## Your instructions
Please return each record exactly, leaving nothing out.

## Data provided
============

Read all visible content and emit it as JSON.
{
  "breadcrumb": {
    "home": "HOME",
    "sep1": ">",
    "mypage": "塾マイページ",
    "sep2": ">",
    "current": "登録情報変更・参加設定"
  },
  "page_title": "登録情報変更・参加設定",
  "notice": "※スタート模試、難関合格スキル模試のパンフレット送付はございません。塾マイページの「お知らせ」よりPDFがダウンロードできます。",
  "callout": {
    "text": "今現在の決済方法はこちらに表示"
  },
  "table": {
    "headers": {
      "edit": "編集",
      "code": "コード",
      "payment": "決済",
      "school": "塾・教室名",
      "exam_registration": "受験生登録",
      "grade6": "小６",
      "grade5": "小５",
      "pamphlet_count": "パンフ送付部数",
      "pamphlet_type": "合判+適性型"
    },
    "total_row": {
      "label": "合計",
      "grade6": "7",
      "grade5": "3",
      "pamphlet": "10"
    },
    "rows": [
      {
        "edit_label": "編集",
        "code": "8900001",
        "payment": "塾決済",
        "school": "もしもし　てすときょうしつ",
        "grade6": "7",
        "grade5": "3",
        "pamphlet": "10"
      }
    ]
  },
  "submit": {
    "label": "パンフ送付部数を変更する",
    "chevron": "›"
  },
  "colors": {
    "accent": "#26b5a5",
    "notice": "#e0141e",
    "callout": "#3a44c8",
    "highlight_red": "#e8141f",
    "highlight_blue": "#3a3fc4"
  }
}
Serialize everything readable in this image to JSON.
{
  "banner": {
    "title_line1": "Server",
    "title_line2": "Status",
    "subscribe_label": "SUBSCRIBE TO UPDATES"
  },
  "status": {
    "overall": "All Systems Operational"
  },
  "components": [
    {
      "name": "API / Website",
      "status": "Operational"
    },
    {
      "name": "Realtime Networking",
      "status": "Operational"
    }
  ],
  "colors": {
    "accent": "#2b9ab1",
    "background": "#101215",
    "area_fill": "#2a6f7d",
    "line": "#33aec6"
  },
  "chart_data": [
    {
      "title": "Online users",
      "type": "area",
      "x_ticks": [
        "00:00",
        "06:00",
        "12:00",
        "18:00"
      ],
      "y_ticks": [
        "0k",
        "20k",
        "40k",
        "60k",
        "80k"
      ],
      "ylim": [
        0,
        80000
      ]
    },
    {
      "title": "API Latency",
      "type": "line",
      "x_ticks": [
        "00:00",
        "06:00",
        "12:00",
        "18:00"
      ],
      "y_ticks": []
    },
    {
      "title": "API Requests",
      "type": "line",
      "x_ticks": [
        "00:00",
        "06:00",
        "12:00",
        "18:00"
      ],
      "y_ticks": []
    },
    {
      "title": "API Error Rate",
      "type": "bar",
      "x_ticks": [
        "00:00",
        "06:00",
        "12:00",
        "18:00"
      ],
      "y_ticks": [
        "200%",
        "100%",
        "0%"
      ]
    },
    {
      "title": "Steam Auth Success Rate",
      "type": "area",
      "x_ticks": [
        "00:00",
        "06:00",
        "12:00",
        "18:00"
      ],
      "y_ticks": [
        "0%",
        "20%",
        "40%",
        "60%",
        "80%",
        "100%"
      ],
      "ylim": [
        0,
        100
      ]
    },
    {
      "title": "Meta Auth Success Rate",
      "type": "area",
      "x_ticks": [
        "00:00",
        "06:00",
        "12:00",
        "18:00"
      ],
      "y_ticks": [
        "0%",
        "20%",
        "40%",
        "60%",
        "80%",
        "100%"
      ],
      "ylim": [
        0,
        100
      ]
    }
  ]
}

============

## Written solution
Read all visible content and emit it as JSON.
{
  "breadcrumb": {
    "home": "HOME",
    "sep1": ">",
    "mypage": "塾マイページ",
    "sep2": ">",
    "current": "登録情報変更・参加設定"
  },
  "page_title": "登録情報変更・参加設定",
  "notice": "※スタート模試、難関合格スキル模試のパンフレット送付はございません。塾マイページの「お知らせ」よりPDFがダウンロードできます。",
  "callout": {
    "text": "今現在の決済方法はこちらに表示"
  },
  "table": {
    "headers": {
      "edit": "編集",
      "code": "コード",
      "payment": "決済",
      "school": "塾・教室名",
      "exam_registration": "受験生登録",
      "grade6": "小６",
      "grade5": "小５",
      "pamphlet_count": "パンフ送付部数",
      "pamphlet_type": "合判+適性型"
    },
    "total_row": {
      "label": "合計",
      "grade6": "7",
      "grade5": "3",
      "pamphlet": "10"
    },
    "rows": [
      {
        "edit_label": "編集",
        "code": "8900001",
        "payment": "塾決済",
        "school": "もしもし　てすときょうしつ",
        "grade6": "7",
        "grade5": "3",
        "pamphlet": "10"
      }
    ]
  },
  "submit": {
    "label": "パンフ送付部数を変更する",
    "chevron": "›"
  },
  "colors": {
    "accent": "#26b5a5",
    "notice": "#e0141e",
    "callout": "#3a44c8",
    "highlight_red": "#e8141f",
    "highlight_blue": "#3a3fc4"
  }
}
Serialize everything readable in this image to JSON.
{
  "banner": {
    "title_line1": "Server",
    "title_line2": "Status",
    "subscribe_label": "SUBSCRIBE TO UPDATES"
  },
  "status": {
    "overall": "All Systems Operational"
  },
  "components": [
    {
      "name": "API / Website",
      "status": "Operational"
    },
    {
      "name": "Realtime Networking",
      "status": "Operational"
    }
  ],
  "colors": {
    "accent": "#2b9ab1",
    "background": "#101215",
    "area_fill": "#2a6f7d",
    "line": "#33aec6"
  },
  "chart_data": [
    {
      "title": "Online users",
      "type": "area",
      "x_ticks": [
        "00:00",
        "06:00",
        "12:00",
        "18:00"
      ],
      "y_ticks": [
        "0k",
        "20k",
        "40k",
        "60k",
        "80k"
      ],
      "ylim": [
        0,
        80000
      ]
    },
    {
      "title": "API Latency",
      "type": "line",
      "x_ticks": [
        "00:00",
        "06:00",
        "12:00",
        "18:00"
      ],
      "y_ticks": []
    },
    {
      "title": "API Requests",
      "type": "line",
      "x_ticks": [
        "00:00",
        "06:00",
        "12:00",
        "18:00"
      ],
      "y_ticks": []
    },
    {
      "title": "API Error Rate",
      "type": "bar",
      "x_ticks": [
        "00:00",
        "06:00",
        "12:00",
        "18:00"
      ],
      "y_ticks": [
        "200%",
        "100%",
        "0%"
      ]
    },
    {
      "title": "Steam Auth Success Rate",
      "type": "area",
      "x_ticks": [
        "00:00",
        "06:00",
        "12:00",
        "18:00"
      ],
      "y_ticks": [
        "0%",
        "20%",
        "40%",
        "60%",
        "80%",
        "100%"
      ],
      "ylim": [
        0,
        100
      ]
    },
    {
      "title": "Meta Auth Success Rate",
      "type": "area",
      "x_ticks": [
        "00:00",
        "06:00",
        "12:00",
        "18:00"
      ],
      "y_ticks": [
        "0%",
        "20%",
        "40%",
        "60%",
        "80%",
        "100%"
      ],
      "ylim": [
        0,
        100
      ]
    }
  ]
}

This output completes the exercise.